Reviewed by Colin Jacobson (July 27, 2020)
After a successful life as an animated TV show, the Scooby-Doo series leapt to the big screen in 2002. That flick and its 2004 sequel offered live-action adaptations.
With 2020’s SCOOB!, the franchise returned to movie theaters as an animated affair – sort of. While intended to hit multiplexes in mid-May, the COVID-19 pandemic put the kibosh on those plans, so it went straight-to-video instead, with a small international theatrical release in July 2020.
A prologue reveals how lonely Norville “Shaggy” Rogers (voiced by Iain Armitage) meets and befriends a stray pooch named Scooby-Doo (Frank Welker). When they encounter fellow youngsters Fred Jones (Pierce Gagnon), Daphne Blake (Mckenna Grace), and Velma Dinkley (Ariana Greenblatt), they become pals and solve a strange seemingly supernatural dilemma together.
Years later, we find Scooby, Shaggy (Will Forte), Velma (Gina Rodriguez), Daphne (Amanda Seyfried) and Fred (Zac Efron) together as Mystery Inc. This acts as an organization that deals with perplexing crimes, ones that usually involve phony ghosts and the like.
They’ll need to muster all their skills when they find Dick Dastardly’s (Jason Isaacs) scheme to unleash the ghost canine Cerberus upon an unsuspecting world. The Mystery Inc. gang works overtime to stop a coming “dogpocalypse”.

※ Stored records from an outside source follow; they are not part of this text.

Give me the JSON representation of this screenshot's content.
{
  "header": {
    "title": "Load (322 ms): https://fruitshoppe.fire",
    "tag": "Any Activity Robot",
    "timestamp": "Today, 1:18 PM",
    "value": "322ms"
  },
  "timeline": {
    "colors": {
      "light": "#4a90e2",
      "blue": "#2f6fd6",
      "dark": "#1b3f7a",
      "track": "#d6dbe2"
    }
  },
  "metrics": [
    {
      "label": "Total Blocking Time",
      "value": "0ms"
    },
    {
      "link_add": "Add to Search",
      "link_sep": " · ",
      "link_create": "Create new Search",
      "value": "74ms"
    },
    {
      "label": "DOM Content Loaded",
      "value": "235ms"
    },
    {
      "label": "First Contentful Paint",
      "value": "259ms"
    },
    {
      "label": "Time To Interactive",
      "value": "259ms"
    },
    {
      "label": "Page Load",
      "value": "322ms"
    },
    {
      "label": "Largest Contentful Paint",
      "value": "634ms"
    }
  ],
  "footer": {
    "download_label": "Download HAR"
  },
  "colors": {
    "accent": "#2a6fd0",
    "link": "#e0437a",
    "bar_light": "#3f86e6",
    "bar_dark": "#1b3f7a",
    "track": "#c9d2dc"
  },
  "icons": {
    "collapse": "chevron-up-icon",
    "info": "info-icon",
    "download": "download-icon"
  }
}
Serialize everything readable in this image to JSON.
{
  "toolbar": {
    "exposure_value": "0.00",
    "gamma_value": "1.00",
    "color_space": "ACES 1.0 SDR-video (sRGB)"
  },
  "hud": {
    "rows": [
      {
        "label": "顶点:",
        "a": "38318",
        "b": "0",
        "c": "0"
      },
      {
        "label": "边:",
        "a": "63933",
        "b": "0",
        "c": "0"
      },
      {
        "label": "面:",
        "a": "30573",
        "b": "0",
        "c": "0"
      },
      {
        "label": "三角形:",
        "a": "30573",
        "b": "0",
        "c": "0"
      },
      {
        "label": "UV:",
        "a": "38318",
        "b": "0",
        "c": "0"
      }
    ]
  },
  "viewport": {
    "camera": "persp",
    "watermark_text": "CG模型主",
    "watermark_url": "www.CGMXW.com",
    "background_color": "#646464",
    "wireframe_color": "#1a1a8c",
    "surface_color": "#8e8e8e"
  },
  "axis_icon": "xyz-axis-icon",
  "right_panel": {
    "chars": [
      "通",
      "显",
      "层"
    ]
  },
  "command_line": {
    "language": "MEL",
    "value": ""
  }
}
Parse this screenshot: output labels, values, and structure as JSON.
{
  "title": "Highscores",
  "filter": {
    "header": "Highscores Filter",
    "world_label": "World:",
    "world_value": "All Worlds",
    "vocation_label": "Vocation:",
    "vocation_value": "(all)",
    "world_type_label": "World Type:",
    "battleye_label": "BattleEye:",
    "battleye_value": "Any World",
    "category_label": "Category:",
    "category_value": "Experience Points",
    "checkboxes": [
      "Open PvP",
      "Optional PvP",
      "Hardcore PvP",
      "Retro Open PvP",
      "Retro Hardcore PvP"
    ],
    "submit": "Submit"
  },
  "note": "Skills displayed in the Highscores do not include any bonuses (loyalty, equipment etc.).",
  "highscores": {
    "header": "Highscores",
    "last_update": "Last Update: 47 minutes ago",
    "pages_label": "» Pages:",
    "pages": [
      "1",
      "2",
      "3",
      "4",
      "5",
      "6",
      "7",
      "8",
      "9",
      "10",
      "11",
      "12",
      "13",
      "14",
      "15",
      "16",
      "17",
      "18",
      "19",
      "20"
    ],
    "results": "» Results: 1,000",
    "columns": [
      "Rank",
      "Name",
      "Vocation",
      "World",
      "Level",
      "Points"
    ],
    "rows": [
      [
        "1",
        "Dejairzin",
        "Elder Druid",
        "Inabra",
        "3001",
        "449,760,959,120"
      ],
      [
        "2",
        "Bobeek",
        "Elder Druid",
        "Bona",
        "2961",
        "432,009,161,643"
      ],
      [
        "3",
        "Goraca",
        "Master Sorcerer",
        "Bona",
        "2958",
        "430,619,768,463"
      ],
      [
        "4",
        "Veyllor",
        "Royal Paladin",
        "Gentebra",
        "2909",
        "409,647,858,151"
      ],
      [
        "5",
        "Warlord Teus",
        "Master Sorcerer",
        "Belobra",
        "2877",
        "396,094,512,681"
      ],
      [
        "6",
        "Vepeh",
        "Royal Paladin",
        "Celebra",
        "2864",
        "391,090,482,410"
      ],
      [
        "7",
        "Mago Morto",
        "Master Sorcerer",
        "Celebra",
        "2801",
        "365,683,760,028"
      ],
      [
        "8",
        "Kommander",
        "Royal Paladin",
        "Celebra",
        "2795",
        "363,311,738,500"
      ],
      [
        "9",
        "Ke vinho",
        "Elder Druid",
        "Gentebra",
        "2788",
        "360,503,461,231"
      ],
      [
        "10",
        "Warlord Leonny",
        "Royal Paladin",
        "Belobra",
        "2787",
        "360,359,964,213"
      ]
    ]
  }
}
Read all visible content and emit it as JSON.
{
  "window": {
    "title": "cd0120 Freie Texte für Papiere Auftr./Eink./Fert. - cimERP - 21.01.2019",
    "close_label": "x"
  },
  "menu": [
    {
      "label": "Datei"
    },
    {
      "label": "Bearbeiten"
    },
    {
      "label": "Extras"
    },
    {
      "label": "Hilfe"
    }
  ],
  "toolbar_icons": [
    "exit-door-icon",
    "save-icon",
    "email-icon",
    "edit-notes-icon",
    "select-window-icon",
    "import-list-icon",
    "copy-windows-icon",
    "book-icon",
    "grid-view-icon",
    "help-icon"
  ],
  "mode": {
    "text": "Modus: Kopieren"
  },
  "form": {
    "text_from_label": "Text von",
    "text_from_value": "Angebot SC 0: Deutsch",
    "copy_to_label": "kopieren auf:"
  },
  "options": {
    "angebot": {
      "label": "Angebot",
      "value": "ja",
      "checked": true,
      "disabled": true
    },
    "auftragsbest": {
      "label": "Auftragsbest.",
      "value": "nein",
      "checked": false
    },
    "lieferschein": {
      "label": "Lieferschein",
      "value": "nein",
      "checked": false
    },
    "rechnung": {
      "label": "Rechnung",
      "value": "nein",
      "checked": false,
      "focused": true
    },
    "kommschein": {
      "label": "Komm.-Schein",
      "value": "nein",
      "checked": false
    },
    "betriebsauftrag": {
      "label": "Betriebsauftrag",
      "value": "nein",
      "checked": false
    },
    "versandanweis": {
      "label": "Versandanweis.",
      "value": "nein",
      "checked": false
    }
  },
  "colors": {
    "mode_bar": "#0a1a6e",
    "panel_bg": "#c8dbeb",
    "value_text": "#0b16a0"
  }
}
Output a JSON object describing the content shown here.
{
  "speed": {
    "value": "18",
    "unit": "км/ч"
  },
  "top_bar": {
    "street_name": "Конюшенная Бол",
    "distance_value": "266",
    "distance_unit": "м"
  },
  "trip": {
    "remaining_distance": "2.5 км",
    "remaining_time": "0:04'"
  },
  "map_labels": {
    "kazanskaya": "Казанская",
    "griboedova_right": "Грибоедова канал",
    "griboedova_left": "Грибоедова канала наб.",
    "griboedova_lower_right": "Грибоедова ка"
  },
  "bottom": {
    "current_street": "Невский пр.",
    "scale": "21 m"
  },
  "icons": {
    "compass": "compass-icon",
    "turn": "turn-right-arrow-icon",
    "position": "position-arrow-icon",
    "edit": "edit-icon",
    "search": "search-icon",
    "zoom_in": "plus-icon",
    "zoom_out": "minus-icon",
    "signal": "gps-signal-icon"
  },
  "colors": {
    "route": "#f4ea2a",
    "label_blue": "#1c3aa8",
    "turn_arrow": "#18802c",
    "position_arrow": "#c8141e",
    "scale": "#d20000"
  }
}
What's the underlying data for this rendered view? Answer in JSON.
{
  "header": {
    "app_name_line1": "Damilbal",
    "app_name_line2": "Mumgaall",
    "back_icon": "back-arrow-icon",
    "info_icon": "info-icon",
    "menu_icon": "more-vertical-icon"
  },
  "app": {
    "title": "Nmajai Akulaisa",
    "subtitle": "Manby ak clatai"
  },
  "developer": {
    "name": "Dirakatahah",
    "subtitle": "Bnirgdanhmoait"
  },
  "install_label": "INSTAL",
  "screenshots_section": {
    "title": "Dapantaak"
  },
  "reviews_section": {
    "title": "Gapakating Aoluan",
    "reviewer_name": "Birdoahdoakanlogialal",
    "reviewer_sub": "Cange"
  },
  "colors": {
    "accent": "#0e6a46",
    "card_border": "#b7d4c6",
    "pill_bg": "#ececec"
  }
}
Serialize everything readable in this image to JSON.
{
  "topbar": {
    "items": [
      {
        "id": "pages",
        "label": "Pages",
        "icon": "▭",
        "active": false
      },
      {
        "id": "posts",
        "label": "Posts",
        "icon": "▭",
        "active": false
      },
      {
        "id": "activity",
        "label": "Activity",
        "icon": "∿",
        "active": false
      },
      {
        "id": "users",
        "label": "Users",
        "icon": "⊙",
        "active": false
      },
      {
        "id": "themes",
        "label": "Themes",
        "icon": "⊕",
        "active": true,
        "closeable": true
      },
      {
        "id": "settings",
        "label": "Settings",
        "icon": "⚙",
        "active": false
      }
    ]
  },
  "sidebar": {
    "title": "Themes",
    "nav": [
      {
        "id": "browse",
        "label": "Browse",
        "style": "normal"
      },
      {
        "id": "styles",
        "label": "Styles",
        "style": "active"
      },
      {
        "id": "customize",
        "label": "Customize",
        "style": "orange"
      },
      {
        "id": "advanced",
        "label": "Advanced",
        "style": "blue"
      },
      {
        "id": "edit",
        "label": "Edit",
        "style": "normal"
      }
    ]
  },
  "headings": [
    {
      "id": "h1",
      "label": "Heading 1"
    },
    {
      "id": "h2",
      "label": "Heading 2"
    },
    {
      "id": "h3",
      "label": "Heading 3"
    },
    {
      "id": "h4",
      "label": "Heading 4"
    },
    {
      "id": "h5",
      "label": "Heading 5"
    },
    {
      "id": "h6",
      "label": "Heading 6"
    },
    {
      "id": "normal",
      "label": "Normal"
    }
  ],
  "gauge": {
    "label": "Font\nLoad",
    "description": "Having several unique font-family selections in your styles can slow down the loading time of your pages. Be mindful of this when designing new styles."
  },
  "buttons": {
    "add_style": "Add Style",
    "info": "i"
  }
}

As I noted when I reviewed the live-action flicks, I grew up with Scooby-Doo, but I never really loved the series. I think I enjoyed those adventures but I found a lot of other animated series I preferred.
Now far from my youth, I’ve liked some 21st century Scooby. The 2002 movie worked surprisingly well, and a few of the direct-to-video animated projects amused.
This left me with some thoughts that SCOOB! might offer fun. Toss in a good voice cast and I entered the film with moderate expectations – not high expectations, but decent hopes.
Alas, SCOOB! doesn’t ever become more than decent, at that. While not a bad movie – and better than the 2004 live-action flick – it lacks the real creativity and flair I thought it might present.
On the positive side, the flick really does come with a nice cast. In addition to the actors already noted, we find folks like Mark Wahlberg, Ken Jeong, Tracy Morgan, and plenty of others.
None of them really add life to their characters, and as talented as he is, Forte doesn’t live up to Matthew Lillard’s dead-perfect live-action Shaggy. Still, the presence of so many notables brings a veneer of quality to the project.
In addition, SCOOB! occasionally manages some clever moments, mainly due to weird allusions and asides. A bowling scene offers a subtle nod toward The Big Lebowski, and we get a decent array of jokes that bring some panache to the proceedings.
While these contribute amusement, they can’t quite overcome the project’s basic lack of inspiration. The movie never boasts a particularly coherent narrative and the comedy beats don’t work well enough to cancel the randomness of the tale.
Honestly, the prologue with the young Mystery Inc. feels unnecessary and out of place. That segment takes up more time than expected, and it doesn’t connect to the rest of the film in a particularly meaningful manner, so it feels more like an excuse to fill time.
Granted, the flick does allow the prologue to tie in to the main story eventually. Nonetheless, this comes across as cheap melodrama fodder that the movie never needs.
SCOOB! needs that padding because its main plot fails to develop in a substantial way. As noted, the story lacks particular coherence and often feels like nothing more than an excuse to throw action and comedy at us.
Which doesn’t seem like a terrible goal, but I think SCOOB! could’ve given us laughs, thrills and a more concise narrative. Plenty of other movies manage to “have it all” – why not this one as well?
Ultimately, SCOOB! becomes neither a winning effort nor a clunker. Because it throws so much at the screen, some of it sticks, so even with a less than willing plot, it still brings passable entertainment.
However, don’t expect more than that. SCOOB! keeps the viewer mildly engaged for its 94 minutes and that’s about it.